To be sure, policy reform in India is politically difficult. Although the BJP and its allies have a majority in the Lok Sabha, the lower house of parliament, they lack one in the Rajya Sabha, the upper house — the Congress Party and its allies can still block legislation in the upper house.

Yet building reliable infrastructure does not require legislative reform, just the government’s commitment to get the job done. This can happen through administrative fiat, so long as the government budgets the necessary funds. Here the news is better. From their many announcements, it’s clear that Modi’s government is committed to ramping up infrastructure development, in part by luring investment from foreign countries such as Japan and Russia.

Of course, a reliable power grid and well-functioning roads aren’t built in a day. By contrast, once legislative reform happens, the land and labor markets will be unlocked very quickly.

Though a lot of heavy lifting remains to be done for either approach to succeed, Modi has made clear that boosting manufacturing and employment is one of his government’s highest priorities. He might do well to remember that his predecessor, Manmohan Singh, said exactly the same thing in 2013, and did almost nothing about it. But then that was when the Singh government had only a year left in office. Modi is still early into a five-year mandate, and has time to get the job done.

It’s time for the rubber — and the bulldozers — to hit the road.

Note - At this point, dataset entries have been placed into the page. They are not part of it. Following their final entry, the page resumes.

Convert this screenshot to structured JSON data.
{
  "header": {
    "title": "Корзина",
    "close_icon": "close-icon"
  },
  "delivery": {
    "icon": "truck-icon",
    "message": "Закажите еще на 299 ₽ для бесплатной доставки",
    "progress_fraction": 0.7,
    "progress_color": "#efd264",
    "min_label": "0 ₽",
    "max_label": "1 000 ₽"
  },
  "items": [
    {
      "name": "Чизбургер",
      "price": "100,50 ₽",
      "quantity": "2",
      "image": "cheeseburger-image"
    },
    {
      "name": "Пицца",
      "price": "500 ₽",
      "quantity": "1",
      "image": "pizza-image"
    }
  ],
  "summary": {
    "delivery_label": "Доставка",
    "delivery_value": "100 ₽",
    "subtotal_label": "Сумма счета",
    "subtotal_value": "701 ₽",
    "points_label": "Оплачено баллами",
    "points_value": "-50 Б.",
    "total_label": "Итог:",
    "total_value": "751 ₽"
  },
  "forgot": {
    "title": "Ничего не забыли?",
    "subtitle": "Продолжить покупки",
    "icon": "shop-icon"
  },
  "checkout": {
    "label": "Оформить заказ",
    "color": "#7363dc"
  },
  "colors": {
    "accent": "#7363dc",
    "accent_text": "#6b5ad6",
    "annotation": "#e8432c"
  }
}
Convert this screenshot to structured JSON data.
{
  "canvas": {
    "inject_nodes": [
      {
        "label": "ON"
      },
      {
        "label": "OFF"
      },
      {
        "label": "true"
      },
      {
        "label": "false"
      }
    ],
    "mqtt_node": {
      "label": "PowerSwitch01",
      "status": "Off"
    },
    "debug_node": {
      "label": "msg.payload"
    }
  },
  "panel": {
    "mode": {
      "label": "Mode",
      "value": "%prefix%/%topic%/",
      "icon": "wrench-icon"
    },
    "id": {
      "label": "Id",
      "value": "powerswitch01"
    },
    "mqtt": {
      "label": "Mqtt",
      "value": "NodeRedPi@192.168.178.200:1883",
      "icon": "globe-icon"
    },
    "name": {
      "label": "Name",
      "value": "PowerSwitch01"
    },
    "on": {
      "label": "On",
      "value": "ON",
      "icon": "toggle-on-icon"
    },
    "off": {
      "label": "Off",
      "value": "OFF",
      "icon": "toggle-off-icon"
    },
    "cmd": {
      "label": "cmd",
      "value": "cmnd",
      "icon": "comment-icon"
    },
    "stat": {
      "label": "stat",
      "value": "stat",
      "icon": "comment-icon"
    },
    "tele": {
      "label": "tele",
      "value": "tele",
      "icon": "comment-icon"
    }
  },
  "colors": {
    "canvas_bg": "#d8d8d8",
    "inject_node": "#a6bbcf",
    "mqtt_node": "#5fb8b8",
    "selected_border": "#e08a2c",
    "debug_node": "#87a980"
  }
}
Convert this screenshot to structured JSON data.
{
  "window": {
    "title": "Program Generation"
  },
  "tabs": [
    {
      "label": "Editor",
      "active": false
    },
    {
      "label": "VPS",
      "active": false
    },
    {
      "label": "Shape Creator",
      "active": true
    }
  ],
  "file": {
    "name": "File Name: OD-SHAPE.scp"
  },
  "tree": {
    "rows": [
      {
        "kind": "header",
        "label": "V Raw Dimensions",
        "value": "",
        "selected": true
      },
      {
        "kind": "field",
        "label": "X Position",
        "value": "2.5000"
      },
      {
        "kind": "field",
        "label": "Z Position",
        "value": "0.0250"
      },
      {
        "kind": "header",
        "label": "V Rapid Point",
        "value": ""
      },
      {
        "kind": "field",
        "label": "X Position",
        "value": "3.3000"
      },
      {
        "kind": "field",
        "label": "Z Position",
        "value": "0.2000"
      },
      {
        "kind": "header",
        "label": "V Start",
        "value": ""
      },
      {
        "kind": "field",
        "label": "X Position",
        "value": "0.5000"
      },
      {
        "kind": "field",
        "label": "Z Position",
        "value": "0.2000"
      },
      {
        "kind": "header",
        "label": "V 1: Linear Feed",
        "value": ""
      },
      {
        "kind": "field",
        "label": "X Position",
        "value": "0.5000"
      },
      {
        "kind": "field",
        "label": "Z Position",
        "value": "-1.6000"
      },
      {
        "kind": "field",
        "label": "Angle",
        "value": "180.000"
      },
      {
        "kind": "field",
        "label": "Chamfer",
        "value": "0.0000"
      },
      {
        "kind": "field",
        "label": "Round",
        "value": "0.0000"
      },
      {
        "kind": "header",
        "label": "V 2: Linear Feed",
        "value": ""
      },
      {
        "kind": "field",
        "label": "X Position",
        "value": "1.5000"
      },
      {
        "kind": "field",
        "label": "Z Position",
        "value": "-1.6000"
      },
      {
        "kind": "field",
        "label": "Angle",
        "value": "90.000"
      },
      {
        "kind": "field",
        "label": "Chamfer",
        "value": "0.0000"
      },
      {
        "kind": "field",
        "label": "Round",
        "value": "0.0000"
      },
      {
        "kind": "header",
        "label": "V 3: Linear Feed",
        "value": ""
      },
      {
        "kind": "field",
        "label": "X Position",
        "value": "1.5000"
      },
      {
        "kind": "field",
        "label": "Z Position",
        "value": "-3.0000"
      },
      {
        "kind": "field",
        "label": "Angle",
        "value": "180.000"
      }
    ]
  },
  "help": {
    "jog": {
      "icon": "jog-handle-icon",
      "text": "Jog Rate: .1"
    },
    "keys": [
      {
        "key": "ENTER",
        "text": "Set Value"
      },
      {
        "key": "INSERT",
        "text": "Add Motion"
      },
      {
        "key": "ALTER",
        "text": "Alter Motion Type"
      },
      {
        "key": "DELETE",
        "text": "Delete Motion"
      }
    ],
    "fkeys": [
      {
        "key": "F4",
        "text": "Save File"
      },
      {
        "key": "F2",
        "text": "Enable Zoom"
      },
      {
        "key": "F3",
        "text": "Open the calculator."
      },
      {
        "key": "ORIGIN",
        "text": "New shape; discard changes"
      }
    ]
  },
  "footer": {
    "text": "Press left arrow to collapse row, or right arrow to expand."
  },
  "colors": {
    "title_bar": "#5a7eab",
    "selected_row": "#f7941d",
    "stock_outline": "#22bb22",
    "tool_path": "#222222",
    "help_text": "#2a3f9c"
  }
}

Rupa Subramanya is a Mumbai-based economist and co-author of Indianomix: Making Sense of Modern India. Follow her on Twitter: @rupasubramanya.